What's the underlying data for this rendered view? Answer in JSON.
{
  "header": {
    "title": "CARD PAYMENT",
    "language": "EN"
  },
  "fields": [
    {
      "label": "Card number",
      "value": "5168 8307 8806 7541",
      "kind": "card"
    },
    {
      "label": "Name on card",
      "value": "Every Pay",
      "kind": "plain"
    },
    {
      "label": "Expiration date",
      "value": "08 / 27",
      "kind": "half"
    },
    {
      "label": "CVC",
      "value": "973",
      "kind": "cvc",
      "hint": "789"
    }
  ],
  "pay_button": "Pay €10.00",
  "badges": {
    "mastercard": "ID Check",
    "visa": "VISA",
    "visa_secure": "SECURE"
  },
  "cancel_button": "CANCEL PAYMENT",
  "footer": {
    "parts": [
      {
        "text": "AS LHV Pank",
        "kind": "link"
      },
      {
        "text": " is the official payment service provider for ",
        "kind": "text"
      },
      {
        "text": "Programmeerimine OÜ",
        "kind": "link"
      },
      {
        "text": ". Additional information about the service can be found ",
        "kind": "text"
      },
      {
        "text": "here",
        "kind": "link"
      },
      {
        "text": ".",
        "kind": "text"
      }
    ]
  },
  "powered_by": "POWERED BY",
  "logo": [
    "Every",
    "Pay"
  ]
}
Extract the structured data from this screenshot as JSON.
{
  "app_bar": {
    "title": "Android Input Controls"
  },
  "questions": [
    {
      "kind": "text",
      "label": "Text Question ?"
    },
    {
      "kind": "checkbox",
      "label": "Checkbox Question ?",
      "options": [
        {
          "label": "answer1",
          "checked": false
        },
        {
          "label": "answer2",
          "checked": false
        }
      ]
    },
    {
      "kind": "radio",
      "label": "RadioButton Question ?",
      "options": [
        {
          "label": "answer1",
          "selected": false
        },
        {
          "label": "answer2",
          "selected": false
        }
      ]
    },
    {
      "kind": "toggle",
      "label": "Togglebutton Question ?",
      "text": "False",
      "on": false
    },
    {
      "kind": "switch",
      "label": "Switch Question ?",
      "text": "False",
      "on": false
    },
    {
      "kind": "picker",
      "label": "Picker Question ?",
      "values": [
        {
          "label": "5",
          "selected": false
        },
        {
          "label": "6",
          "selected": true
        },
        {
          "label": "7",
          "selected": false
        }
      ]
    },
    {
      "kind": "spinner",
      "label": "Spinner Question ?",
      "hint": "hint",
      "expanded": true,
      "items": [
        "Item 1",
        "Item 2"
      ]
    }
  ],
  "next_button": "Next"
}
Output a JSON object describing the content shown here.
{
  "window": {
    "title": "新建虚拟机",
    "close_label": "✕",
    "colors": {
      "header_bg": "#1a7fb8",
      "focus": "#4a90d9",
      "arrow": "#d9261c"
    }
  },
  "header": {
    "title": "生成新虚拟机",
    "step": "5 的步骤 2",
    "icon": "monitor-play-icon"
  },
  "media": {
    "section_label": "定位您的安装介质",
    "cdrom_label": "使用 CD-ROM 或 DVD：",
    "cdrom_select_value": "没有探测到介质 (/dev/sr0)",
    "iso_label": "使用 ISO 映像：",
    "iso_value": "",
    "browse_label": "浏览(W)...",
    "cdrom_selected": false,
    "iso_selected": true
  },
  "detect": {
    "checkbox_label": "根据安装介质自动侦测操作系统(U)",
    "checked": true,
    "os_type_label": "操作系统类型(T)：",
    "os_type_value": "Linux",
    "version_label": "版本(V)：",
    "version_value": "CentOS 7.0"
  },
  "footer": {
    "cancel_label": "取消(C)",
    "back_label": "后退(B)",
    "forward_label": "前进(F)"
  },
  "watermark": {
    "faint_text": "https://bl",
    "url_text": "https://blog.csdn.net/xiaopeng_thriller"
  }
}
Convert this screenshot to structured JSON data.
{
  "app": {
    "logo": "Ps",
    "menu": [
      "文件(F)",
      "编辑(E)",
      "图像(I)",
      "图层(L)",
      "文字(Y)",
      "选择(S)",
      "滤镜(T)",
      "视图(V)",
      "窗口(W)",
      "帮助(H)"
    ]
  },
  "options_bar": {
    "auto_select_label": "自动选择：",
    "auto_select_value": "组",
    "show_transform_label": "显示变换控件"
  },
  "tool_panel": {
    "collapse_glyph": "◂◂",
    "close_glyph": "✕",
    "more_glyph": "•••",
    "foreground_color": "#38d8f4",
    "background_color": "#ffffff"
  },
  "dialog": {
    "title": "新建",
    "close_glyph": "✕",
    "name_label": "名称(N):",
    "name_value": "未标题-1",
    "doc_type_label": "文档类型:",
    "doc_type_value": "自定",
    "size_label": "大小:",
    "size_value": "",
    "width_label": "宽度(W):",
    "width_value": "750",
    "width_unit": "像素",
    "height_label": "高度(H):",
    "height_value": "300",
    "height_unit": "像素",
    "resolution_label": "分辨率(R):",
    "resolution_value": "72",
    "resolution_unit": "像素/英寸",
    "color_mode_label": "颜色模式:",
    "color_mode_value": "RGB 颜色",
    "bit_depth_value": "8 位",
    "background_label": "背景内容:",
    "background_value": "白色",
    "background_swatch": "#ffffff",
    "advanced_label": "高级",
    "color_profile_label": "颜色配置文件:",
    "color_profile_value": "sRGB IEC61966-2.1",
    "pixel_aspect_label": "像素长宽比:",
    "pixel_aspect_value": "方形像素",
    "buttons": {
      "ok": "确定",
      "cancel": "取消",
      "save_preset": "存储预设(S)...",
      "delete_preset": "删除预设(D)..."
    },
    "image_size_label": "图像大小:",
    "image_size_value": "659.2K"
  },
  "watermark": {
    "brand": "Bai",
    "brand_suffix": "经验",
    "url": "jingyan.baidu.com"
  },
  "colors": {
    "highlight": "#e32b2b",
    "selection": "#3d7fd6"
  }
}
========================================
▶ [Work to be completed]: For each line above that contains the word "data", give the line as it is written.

▶ [Exercise answer]:
What's the underlying data for this rendered view? Answer in JSON.
Extract the structured data from this screenshot as JSON.
Convert this screenshot to structured JSON data.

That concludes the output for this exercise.